To determine whether age at asthma diagnosis has an impact on the previously described relationship between asthma and obesity.
Data were provided from Cycle 1.1 (2000/2001) of the Canadian Community Health Survey, a nationally representative health survey that included 6871 participants (2464 males and 4407 females) with asthma. Body mass index was used to categorize participants as normal weight (18.5 kg/m2 to 24.9 kg/m2), overweight (25 kg/m2 to 29.9 kg/m2) or obese (30 kg/m2 or greater). Multivariate logistic regression analyses were used to estimate the odds of overweight and obesity by self-reported age at asthma diagnosis, after accounting for current age and other covariables.
In fully adjusted models, males diagnosed with asthma during adolescence (12 to 20 years of age) were at elevated odds of obesity (OR 1.58; 95% CI 1.03 to 2.43) compared with asthmatic patients diagnosed during childhood (0 to 11 years of age). Women diagnosed with asthma in mid life (21 to 44 years of age) and later life (45 to 64 years of age) were 43% (OR 1.43; 95% CI 1.08 to 1.90) and 56% (OR 1.56; 95% CI 1.00 to 2.44) more likely to be obese than those diagnosed in childhood, respectively.
The impact of age at asthma diagnosis on the asthma-obesity relationship differed between males and females.

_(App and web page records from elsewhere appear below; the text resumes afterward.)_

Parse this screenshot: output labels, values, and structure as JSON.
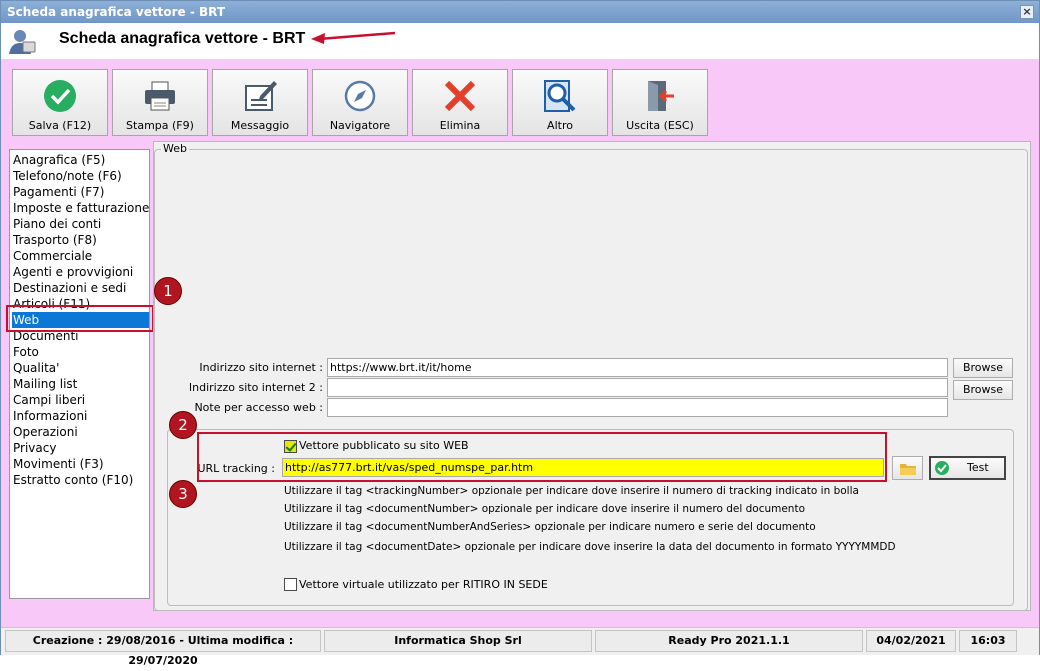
{
  "window": {
    "title": "Scheda anagrafica vettore - BRT",
    "close_label": "×"
  },
  "header": {
    "title": "Scheda anagrafica vettore - BRT"
  },
  "toolbar": {
    "save": "Salva (F12)",
    "print": "Stampa (F9)",
    "message": "Messaggio",
    "navigator": "Navigatore",
    "delete": "Elimina",
    "other": "Altro",
    "exit": "Uscita (ESC)"
  },
  "sidebar": {
    "items": [
      "Anagrafica (F5)",
      "Telefono/note (F6)",
      "Pagamenti (F7)",
      "Imposte e fatturazione",
      "Piano dei conti",
      "Trasporto (F8)",
      "Commerciale",
      "Agenti e provvigioni",
      "Destinazioni e sedi",
      "Articoli (F11)",
      "Web",
      "Documenti",
      "Foto",
      "Qualita'",
      "Mailing list",
      "Campi liberi",
      "Informazioni",
      "Operazioni",
      "Privacy",
      "Movimenti (F3)",
      "Estratto conto (F10)"
    ],
    "selected": "Web"
  },
  "web": {
    "group_label": "Web",
    "site_label": "Indirizzo sito internet :",
    "site_value": "https://www.brt.it/it/home",
    "site2_label": "Indirizzo sito internet 2 :",
    "site2_value": "",
    "notes_label": "Note per accesso web :",
    "notes_value": "",
    "browse": "Browse",
    "published_label": "Vettore pubblicato su sito WEB",
    "published_checked": true,
    "url_label": "URL tracking :",
    "url_value": "http://as777.brt.it/vas/sped_numspe_par.htm",
    "test_label": "Test",
    "info_lines": [
      "Utilizzare il tag <trackingNumber> opzionale per indicare dove inserire il numero di tracking indicato in bolla",
      "Utilizzare il tag <documentNumber> opzionale per indicare dove inserire il numero del documento",
      "Utilizzare il tag <documentNumberAndSeries> opzionale per indicare numero e serie del documento",
      "Utilizzare il tag <documentDate> opzionale per indicare dove inserire la data del documento in formato YYYYMMDD"
    ],
    "virtual_label": "Vettore virtuale utilizzato per RITIRO IN SEDE",
    "virtual_checked": false
  },
  "annotations": {
    "badge1": "1",
    "badge2": "2",
    "badge3": "3"
  },
  "status": {
    "dates": "Creazione : 29/08/2016 - Ultima modifica : 29/07/2020",
    "company": "Informatica Shop Srl",
    "version": "Ready Pro 2021.1.1",
    "date": "04/02/2021",
    "time": "16:03"
  },
  "colors": {
    "accent": "#0b78d7",
    "pink_bg": "#f8c8f8",
    "highlight": "#ffff00",
    "annotation_red": "#c8102e"
  }
}
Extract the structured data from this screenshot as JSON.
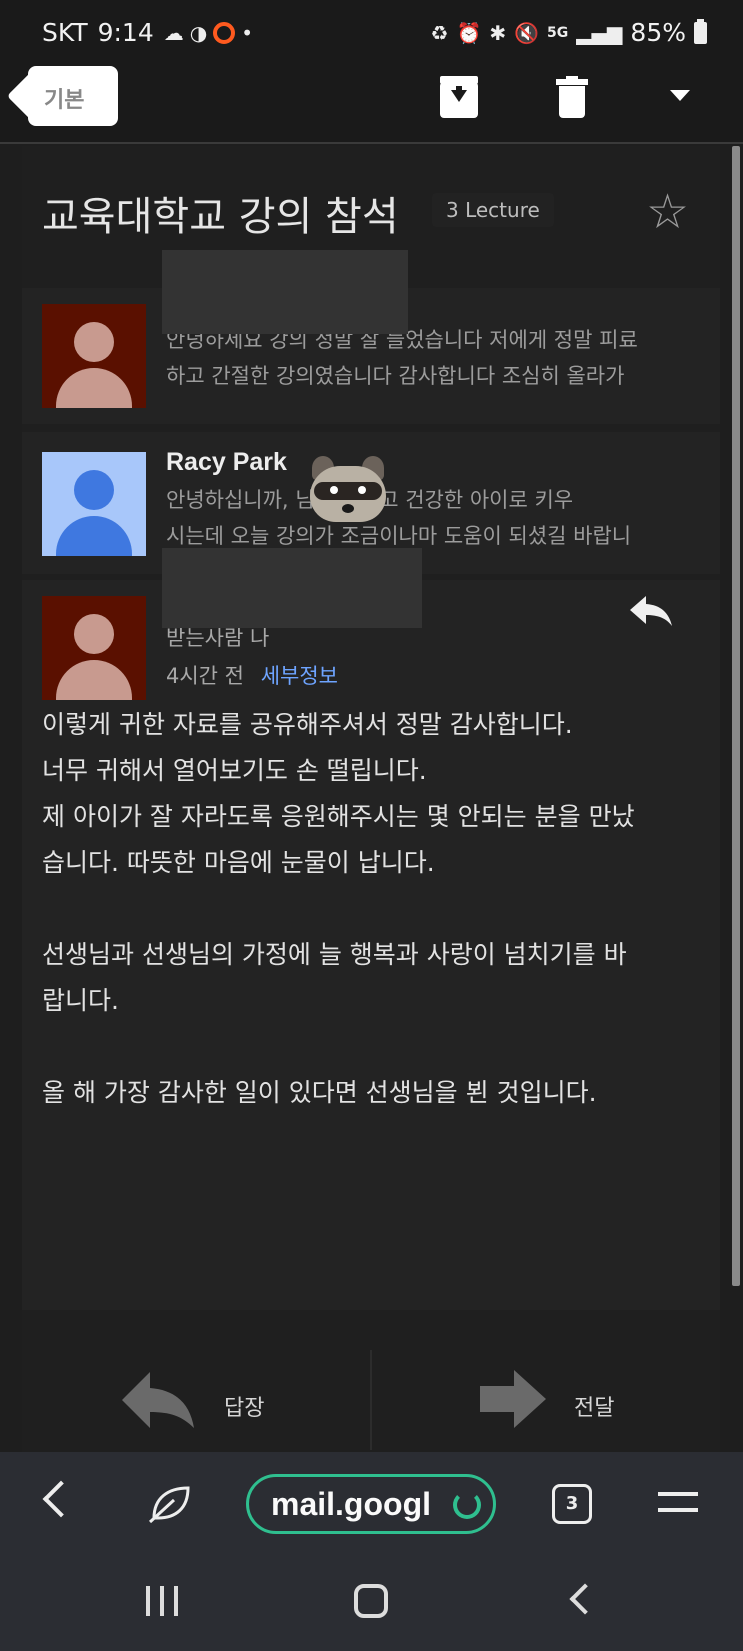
{
  "status_bar": {
    "carrier": "SKT",
    "time": "9:14",
    "battery": "85%",
    "network": "5G"
  },
  "toolbar": {
    "back_label": "기본"
  },
  "thread": {
    "subject": "교육대학교 강의 참석",
    "label": "3 Lecture"
  },
  "messages": [
    {
      "snippet_line1": "안녕하세요 강의 정말 잘 들었습니다 저에게 정말 피료",
      "snippet_line2": "하고 간절한 강의였습니다 감사합니다 조심히 올라가"
    },
    {
      "sender": "Racy Park",
      "snippet_line1": "안녕하십니까,            님 행복하고 건강한 아이로 키우",
      "snippet_line2": "시는데 오늘 강의가 조금이나마 도움이 되셨길 바랍니"
    },
    {
      "recipient": "받는사람 나",
      "time": "4시간 전",
      "details_link": "세부정보",
      "body": [
        "이렇게 귀한 자료를 공유해주셔서 정말 감사합니다.",
        "너무 귀해서 열어보기도 손 떨립니다.",
        "제 아이가 잘 자라도록 응원해주시는 몇 안되는 분을 만났",
        "습니다.  따뜻한 마음에 눈물이 납니다.",
        "",
        "선생님과 선생님의 가정에 늘 행복과 사랑이 넘치기를 바",
        "랍니다.",
        "",
        "올 해 가장 감사한 일이 있다면 선생님을 뵌 것입니다."
      ]
    }
  ],
  "actions": {
    "reply_label": "답장",
    "forward_label": "전달"
  },
  "browser": {
    "url": "mail.googl",
    "tab_count": "3"
  },
  "colors": {
    "accent_link": "#6ea4ff",
    "url_border": "#2fbf8f",
    "avatar_red": "#5a1000",
    "avatar_blue": "#a8c7fa"
  }
}
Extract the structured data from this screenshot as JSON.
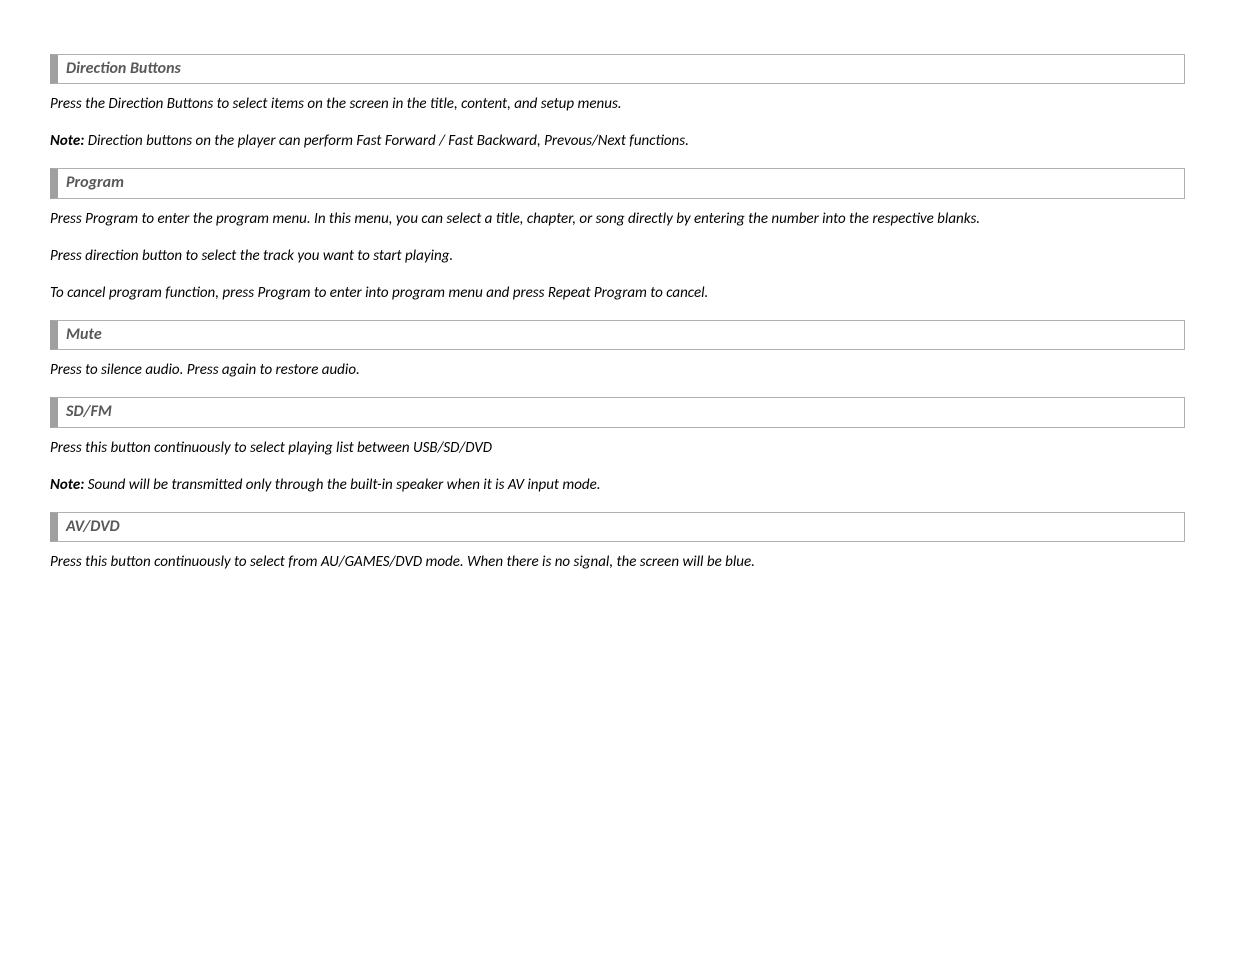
{
  "sections": [
    {
      "heading": "Direction Buttons",
      "paragraphs": [
        {
          "text": "Press the Direction Buttons to select items on the screen in the title, content, and setup menus."
        },
        {
          "note": "Note:",
          "text": " Direction buttons on the player can perform Fast Forward / Fast Backward, Prevous/Next functions."
        }
      ]
    },
    {
      "heading": "Program",
      "paragraphs": [
        {
          "text": "Press Program to enter the program menu. In this menu, you can select a title, chapter, or song directly by entering the number into the respective blanks."
        },
        {
          "text": "Press direction button to select the track you want to start playing."
        },
        {
          "text": "To cancel program function, press Program to enter into program menu and press Repeat Program to cancel."
        }
      ]
    },
    {
      "heading": "Mute",
      "paragraphs": [
        {
          "text": "Press to silence audio. Press again to restore audio."
        }
      ]
    },
    {
      "heading": "SD/FM",
      "paragraphs": [
        {
          "text": "Press this button continuously to select playing list between USB/SD/DVD"
        },
        {
          "note": "Note:",
          "text": " Sound will be transmitted only through the built-in speaker when it is AV input mode."
        }
      ]
    },
    {
      "heading": "AV/DVD",
      "paragraphs": [
        {
          "text": "Press this button continuously to select from AU/GAMES/DVD mode. When there is no signal, the screen will be blue."
        }
      ]
    }
  ]
}
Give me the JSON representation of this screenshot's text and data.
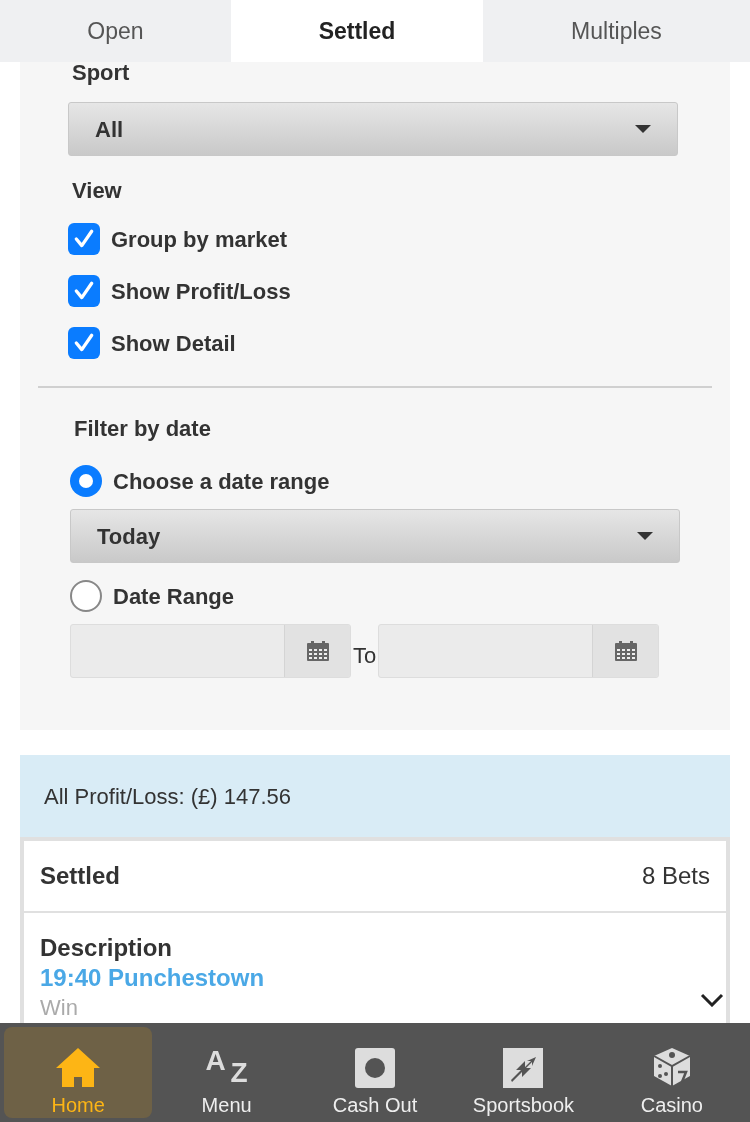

However, the identification of high-risk groups of asthmatic patients may strengthen primary prevention strategies for obesity and related comorbidities at multiple levels of influence.
Health care use in patients with asthma is affected by many factors, including sex and ethnicity. The role of physical activity (PA) and body mass index (BMI) (calculated as weight in kilograms divided by height in meters squared) in this relationship is unknown.
To determine the role of PA and BMI in the health care use of patients with asthma.
A sample of adults with asthma (n=6,835) and without asthma (n=78,051) from cycle 3.1 of the Canadian Community Health Survey was identified. Health care use was self-reported as overnight hospital stays (yes or no), length of overnight hospital stay ( or =4 nights), and physician consultations ( or =3). Self-reported physical activities were used to derive total energy expenditure and to classify participants as active (>3.0 kcal/kg of body weight per day), moderately active (1.5-3.0 kcal/kg of body weight per day), and inactive (